Omitting all images, output the entries that follow exactly as written.
(Exercise input Opens)
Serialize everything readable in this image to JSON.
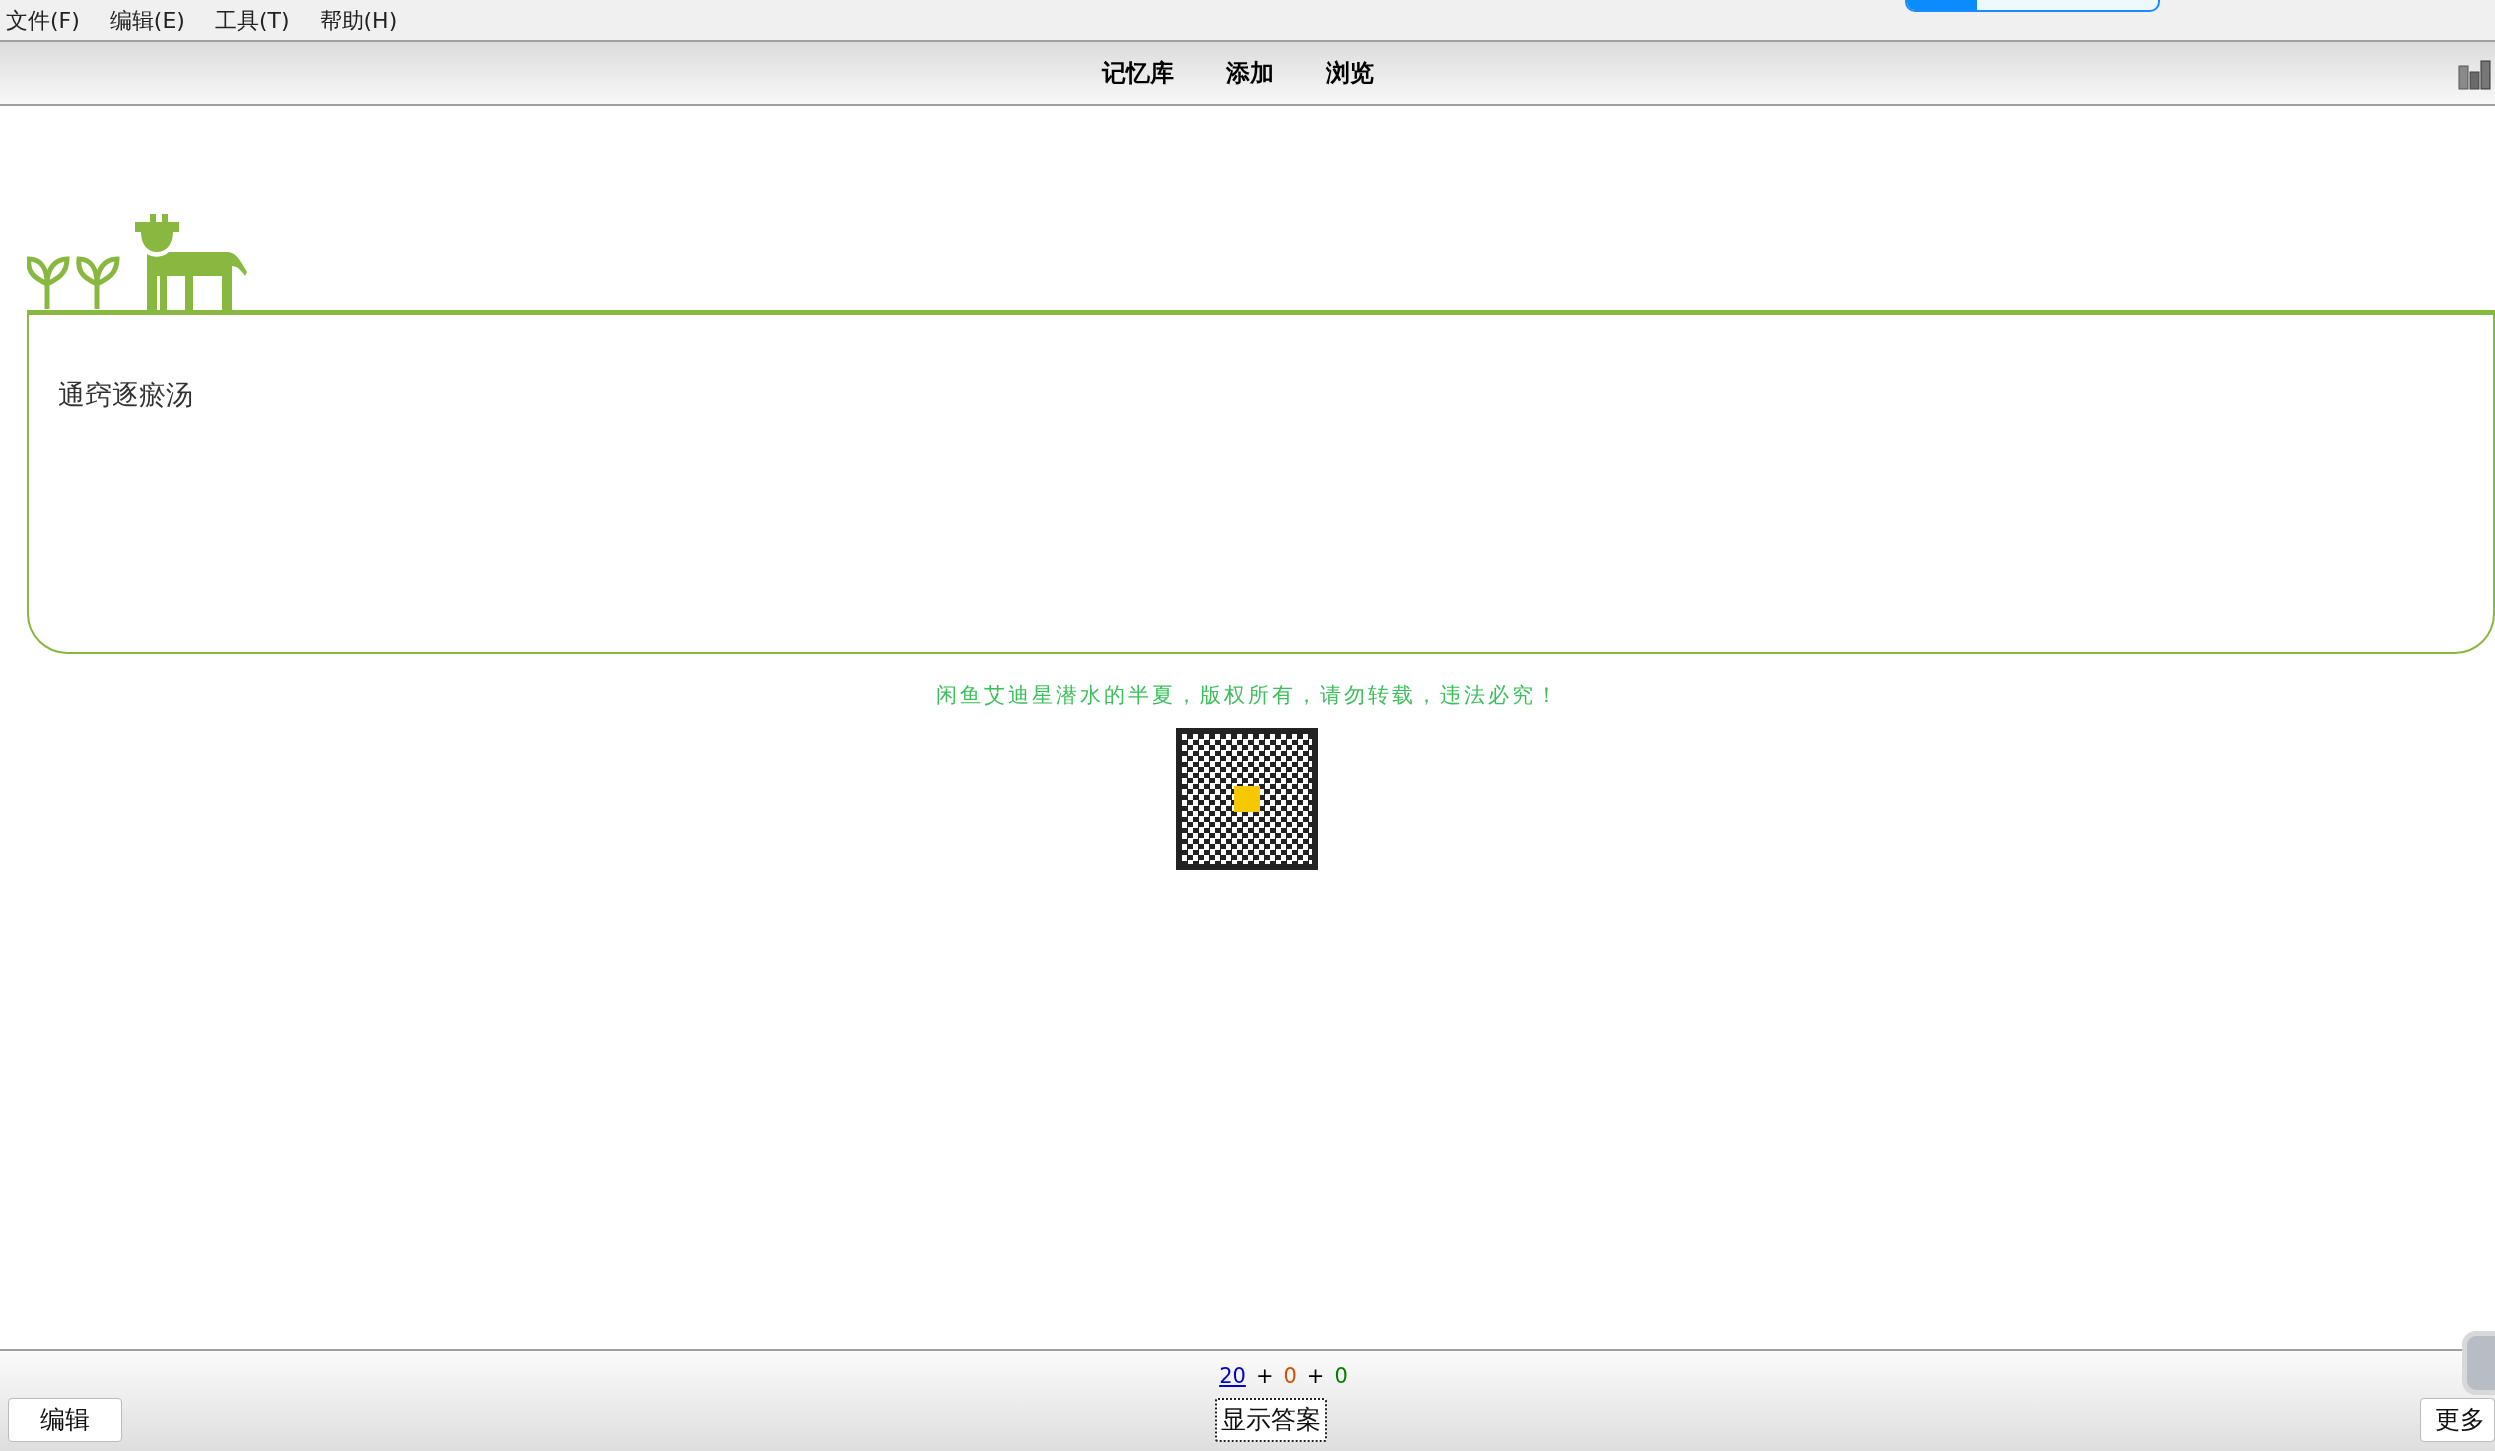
{
  "menu": [
    {
      "label": "文件(F)"
    },
    {
      "label": "编辑(E)"
    },
    {
      "label": "工具(T)"
    },
    {
      "label": "帮助(H)"
    }
  ],
  "toolbar": {
    "links": [
      {
        "label": "记忆库"
      },
      {
        "label": "添加"
      },
      {
        "label": "浏览"
      }
    ]
  },
  "card": {
    "question": "通窍逐瘀汤",
    "notice": "闲鱼艾迪星潜水的半夏，版权所有，请勿转载，违法必究！"
  },
  "bottom_bar": {
    "edit_button": "编辑",
    "counts": [
      {
        "text": "20",
        "color": "#0000cc",
        "selected": true
      },
      {
        "text": "0",
        "color": "#d05000",
        "selected": false
      },
      {
        "text": "0",
        "color": "#008000",
        "selected": false
      }
    ],
    "separator": "+",
    "answer_button": "显示答案",
    "more_button": "更多"
  }
}
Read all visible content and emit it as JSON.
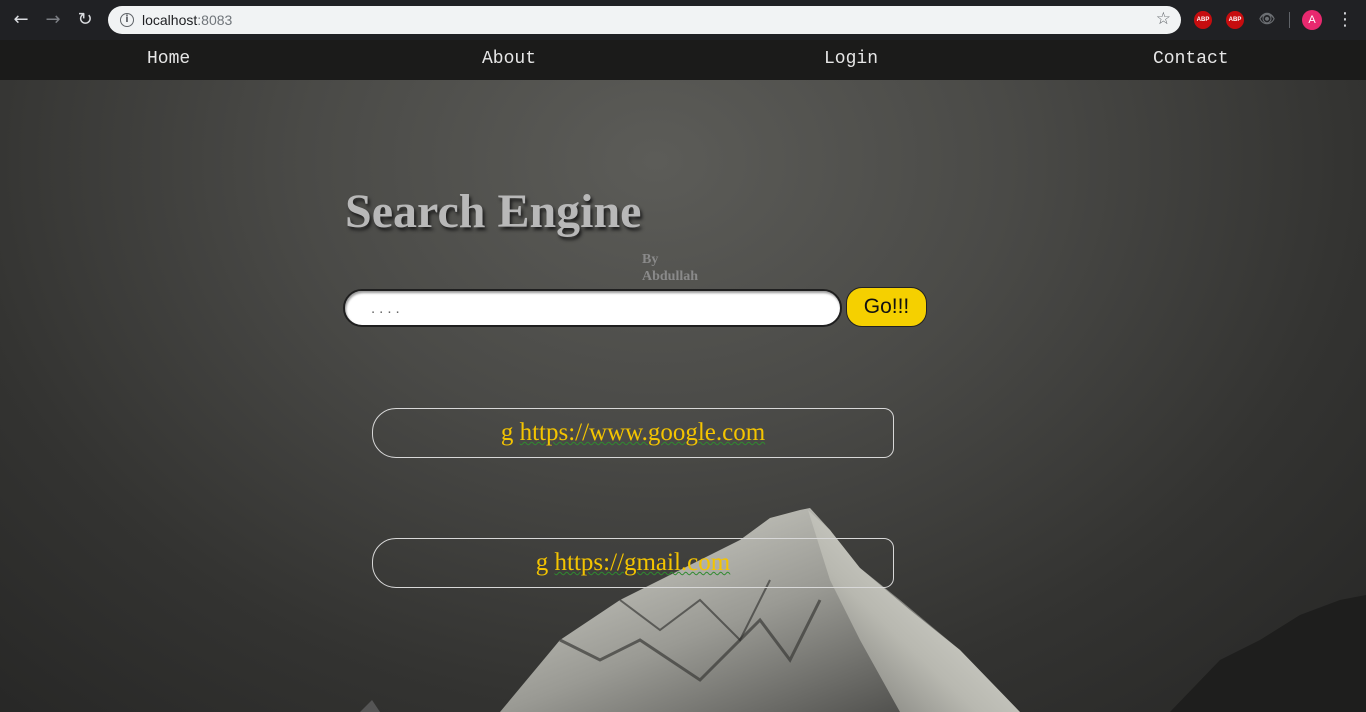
{
  "browser": {
    "url_host": "localhost",
    "url_port": ":8083",
    "avatar_letter": "A",
    "ext_abp_label": "ABP",
    "ext_abp2_label": "ABP"
  },
  "nav": {
    "items": [
      {
        "label": "Home"
      },
      {
        "label": "About"
      },
      {
        "label": "Login"
      },
      {
        "label": "Contact"
      }
    ]
  },
  "hero": {
    "title": "Search Engine",
    "byline_1": "By",
    "byline_2": "Abdullah"
  },
  "search": {
    "placeholder": "....",
    "button_label": "Go!!!"
  },
  "results": [
    {
      "prefix": "g",
      "link": "https://www.google.com"
    },
    {
      "prefix": "g",
      "link": "https://gmail.com"
    }
  ],
  "colors": {
    "accent": "#f5d000",
    "link_text": "#f4c400"
  }
}
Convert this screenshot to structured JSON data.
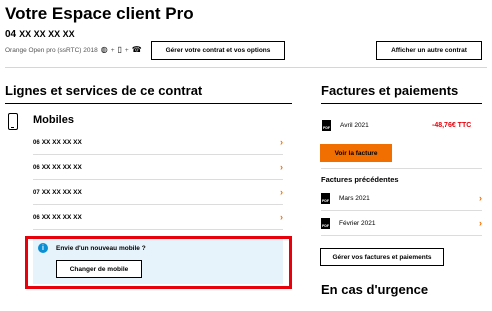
{
  "header": {
    "title": "Votre Espace client Pro",
    "number_prefix": "04",
    "number_mask": "XX XX XX XX",
    "offer": "Orange Open pro (ssRTC) 2018",
    "plus_sep": "+",
    "manage_button": "Gérer votre contrat et vos options",
    "other_button": "Afficher un autre contrat"
  },
  "lines_section": {
    "title": "Lignes et services de ce contrat",
    "mobiles_title": "Mobiles",
    "lines": [
      {
        "prefix": "06",
        "mask": "XX XX XX XX"
      },
      {
        "prefix": "06",
        "mask": "XX XX XX XX"
      },
      {
        "prefix": "07",
        "mask": "XX XX XX XX"
      },
      {
        "prefix": "06",
        "mask": "XX XX XX XX"
      }
    ],
    "promo": {
      "question": "Envie d'un nouveau mobile ?",
      "button": "Changer de mobile"
    }
  },
  "billing": {
    "title": "Factures et paiements",
    "latest": {
      "date": "Avril 2021",
      "amount": "-48,76€ TTC"
    },
    "view_button": "Voir la facture",
    "previous_title": "Factures précédentes",
    "previous": [
      {
        "date": "Mars 2021"
      },
      {
        "date": "Février 2021"
      }
    ],
    "manage_button": "Gérer vos factures et paiements"
  },
  "urgent": {
    "title": "En cas d'urgence"
  },
  "icons": {
    "pdf_label": "PDF",
    "info": "i",
    "chevron": "›",
    "accent_color": "#f16e00",
    "alert_color": "#e8000b",
    "info_color": "#0b8fd4"
  }
}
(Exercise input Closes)
### Finished exercise
Serialize everything readable in this image to JSON.
{
  "menu": [
    {
      "label": "文件(F)"
    },
    {
      "label": "编辑(E)"
    },
    {
      "label": "工具(T)"
    },
    {
      "label": "帮助(H)"
    }
  ],
  "toolbar": {
    "links": [
      {
        "label": "记忆库"
      },
      {
        "label": "添加"
      },
      {
        "label": "浏览"
      }
    ]
  },
  "card": {
    "question": "通窍逐瘀汤",
    "notice": "闲鱼艾迪星潜水的半夏，版权所有，请勿转载，违法必究！"
  },
  "bottom_bar": {
    "edit_button": "编辑",
    "counts": [
      {
        "text": "20",
        "color": "#0000cc",
        "selected": true
      },
      {
        "text": "0",
        "color": "#d05000",
        "selected": false
      },
      {
        "text": "0",
        "color": "#008000",
        "selected": false
      }
    ],
    "separator": "+",
    "answer_button": "显示答案",
    "more_button": "更多"
  }
}
Read all visible content and emit it as JSON.
{
  "browser": {
    "url_host": "localhost",
    "url_port": ":8083",
    "avatar_letter": "A",
    "ext_abp_label": "ABP",
    "ext_abp2_label": "ABP"
  },
  "nav": {
    "items": [
      {
        "label": "Home"
      },
      {
        "label": "About"
      },
      {
        "label": "Login"
      },
      {
        "label": "Contact"
      }
    ]
  },
  "hero": {
    "title": "Search Engine",
    "byline_1": "By",
    "byline_2": "Abdullah"
  },
  "search": {
    "placeholder": "....",
    "button_label": "Go!!!"
  },
  "results": [
    {
      "prefix": "g",
      "link": "https://www.google.com"
    },
    {
      "prefix": "g",
      "link": "https://gmail.com"
    }
  ],
  "colors": {
    "accent": "#f5d000",
    "link_text": "#f4c400"
  }
}
Convert this screenshot to structured JSON data.
{
  "header": {
    "title": "Votre Espace client Pro",
    "number_prefix": "04",
    "number_mask": "XX XX XX XX",
    "offer": "Orange Open pro (ssRTC) 2018",
    "plus_sep": "+",
    "manage_button": "Gérer votre contrat et vos options",
    "other_button": "Afficher un autre contrat"
  },
  "lines_section": {
    "title": "Lignes et services de ce contrat",
    "mobiles_title": "Mobiles",
    "lines": [
      {
        "prefix": "06",
        "mask": "XX XX XX XX"
      },
      {
        "prefix": "06",
        "mask": "XX XX XX XX"
      },
      {
        "prefix": "07",
        "mask": "XX XX XX XX"
      },
      {
        "prefix": "06",
        "mask": "XX XX XX XX"
      }
    ],
    "promo": {
      "question": "Envie d'un nouveau mobile ?",
      "button": "Changer de mobile"
    }
  },
  "billing": {
    "title": "Factures et paiements",
    "latest": {
      "date": "Avril 2021",
      "amount": "-48,76€ TTC"
    },
    "view_button": "Voir la facture",
    "previous_title": "Factures précédentes",
    "previous": [
      {
        "date": "Mars 2021"
      },
      {
        "date": "Février 2021"
      }
    ],
    "manage_button": "Gérer vos factures et paiements"
  },
  "urgent": {
    "title": "En cas d'urgence"
  },
  "icons": {
    "pdf_label": "PDF",
    "info": "i",
    "chevron": "›",
    "accent_color": "#f16e00",
    "alert_color": "#e8000b",
    "info_color": "#0b8fd4"
  }
}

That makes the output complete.